Even if your first credit report is poor, you can make improvements and bring it back on track. Let’s take a look at some of the ways you can do this:

Call your creditors

Arrange payments on outstanding or late balances. When you read your credit report, you will see that the credit bureau lists all of your creditors.

Arrange payments on outstanding or late balances. When you read your credit report, you will see that the credit bureau lists all of your creditors. Click To Tweet

Check your credit report

You’ll want to do this thoroughly to be sure all of the accounts are yours. Identity theft is on the rise, and for some, the first time they realise they are victims is when they check their credit report. CreditRegistry can show you how to deal with identity theft.

Don’t close accounts with zero balances.

Every open line of credit adds to your total credit line, making it a little less of an impact to carry slightly higher balances on the credit that you do use. Also, older accounts add to your combined credit age average; lenders like to see that you have older, established accounts.

Every open line of credit adds to your total credit line, making it a little less of an impact to carry slightly higher balances on the credit that you do use. Click To Tweet

Check outstanding balances

Check your credit report to be sure all the outstanding balances are accurate. Pay particular attention to accounts sent to collection agencies. Again, sometimes the first time a person is aware of an account in a collection agency is when they see it on their credit report. Just because information is on your credit report doesn’t mean it is accurate, and the credit bureau can rectify inaccuracies in your report.

Dispute inaccuracies

Don’t be afraid to dispute inaccuracies. Furthermore, if you see something wrong on your credit report, you need to take action to have it corrected with CreditRegistry. We can show you how to fix errors on your credit report.

Limit the number of inquiries

Watch how many inquiries are on your credit report. Applying for too many loans in a short period is a red flag to lenders; while queries are not a large part of their consideration, they can have a negative impact on your creditworthiness.
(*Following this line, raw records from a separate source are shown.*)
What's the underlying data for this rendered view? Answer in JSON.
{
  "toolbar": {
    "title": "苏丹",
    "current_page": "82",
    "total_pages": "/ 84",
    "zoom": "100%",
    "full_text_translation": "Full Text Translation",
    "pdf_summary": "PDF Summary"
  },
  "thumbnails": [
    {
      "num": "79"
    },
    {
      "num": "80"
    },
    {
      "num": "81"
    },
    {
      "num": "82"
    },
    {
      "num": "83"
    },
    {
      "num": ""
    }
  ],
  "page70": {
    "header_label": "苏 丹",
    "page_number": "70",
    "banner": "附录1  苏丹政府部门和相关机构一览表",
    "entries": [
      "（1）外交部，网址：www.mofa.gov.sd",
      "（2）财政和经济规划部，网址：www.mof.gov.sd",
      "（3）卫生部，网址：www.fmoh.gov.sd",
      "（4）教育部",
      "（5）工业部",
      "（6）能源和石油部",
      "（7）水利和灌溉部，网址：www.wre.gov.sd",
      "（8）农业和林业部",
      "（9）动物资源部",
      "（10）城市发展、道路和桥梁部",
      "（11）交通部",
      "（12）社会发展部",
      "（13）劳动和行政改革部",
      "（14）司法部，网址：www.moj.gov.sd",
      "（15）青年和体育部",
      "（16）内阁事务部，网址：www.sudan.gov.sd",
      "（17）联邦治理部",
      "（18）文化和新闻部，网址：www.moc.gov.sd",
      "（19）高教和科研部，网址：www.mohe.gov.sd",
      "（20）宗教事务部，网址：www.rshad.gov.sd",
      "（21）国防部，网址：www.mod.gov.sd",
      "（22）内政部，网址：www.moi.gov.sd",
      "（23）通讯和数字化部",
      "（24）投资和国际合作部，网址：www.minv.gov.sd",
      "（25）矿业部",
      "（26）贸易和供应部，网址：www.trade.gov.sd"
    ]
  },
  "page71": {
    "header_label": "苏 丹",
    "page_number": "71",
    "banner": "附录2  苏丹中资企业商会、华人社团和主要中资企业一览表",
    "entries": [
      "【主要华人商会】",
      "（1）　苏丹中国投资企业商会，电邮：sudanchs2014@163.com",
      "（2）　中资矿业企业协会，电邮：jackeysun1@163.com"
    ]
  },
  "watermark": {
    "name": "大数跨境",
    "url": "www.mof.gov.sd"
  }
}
Consider a co-signer

If your credit is extremely poor, think about co-signing on a loan with someone who has better credit than you. The banks will be more willing to consider someone with bad credit if they partner with someone who has good credit.

Apply for loans

Having no credit history is nearly as bad as having a poor credit history. Apply for small lines of credit and pay them back on time, doing so establishes your credit. Make sure the financial institutions you choose reports to CreditRegistry regularly.

Make regular payments

Carry small balances on your accounts and make regular payments. It may seem like paying your accounts off immediately is helpful, but when establishing creditworthiness, you should always make smaller payments and carry the balance over several payments. This helps show that you can make regular, on-time payments. Pay your debts on time. If you have a problem paying by the due date, call your lender and request other payment arrangements. When you pay late, not only are you hit with extra charges—interest and late fees—but lenders will report to CreditRegistry payments which more than thirty days late.

                  CreditRegistry has the Know-How to Help You

Your credit is important in ways you might not have thought of. While everyone knows that you need positive creditworthiness to get a loan or a credit card, your creditworthiness may affect you in ways you didn’t know.

  • A company you do business with may request your credit report for the following purposes:
  • Applying for or guaranteeing a loan
  • Reviewing, renewing, restructuring or monitoring of existing credit facilities
  • Carrying out employment checks on employees or prospective employees
  • Assessing the creditworthiness of a prospective tenant in any lease or tenancy
  • Underwriting, reviewing, renewing insurance policies or analyzing insurance claims
  • Considering applications for credit contracts or other post-paid services
  • Taking action in respect of debt collection, enforcement of a monetary judgment of any other debt

Above all, understanding your creditworthiness is so much more than just getting approval for a loan. It can affect you in many more ways. We are here to help.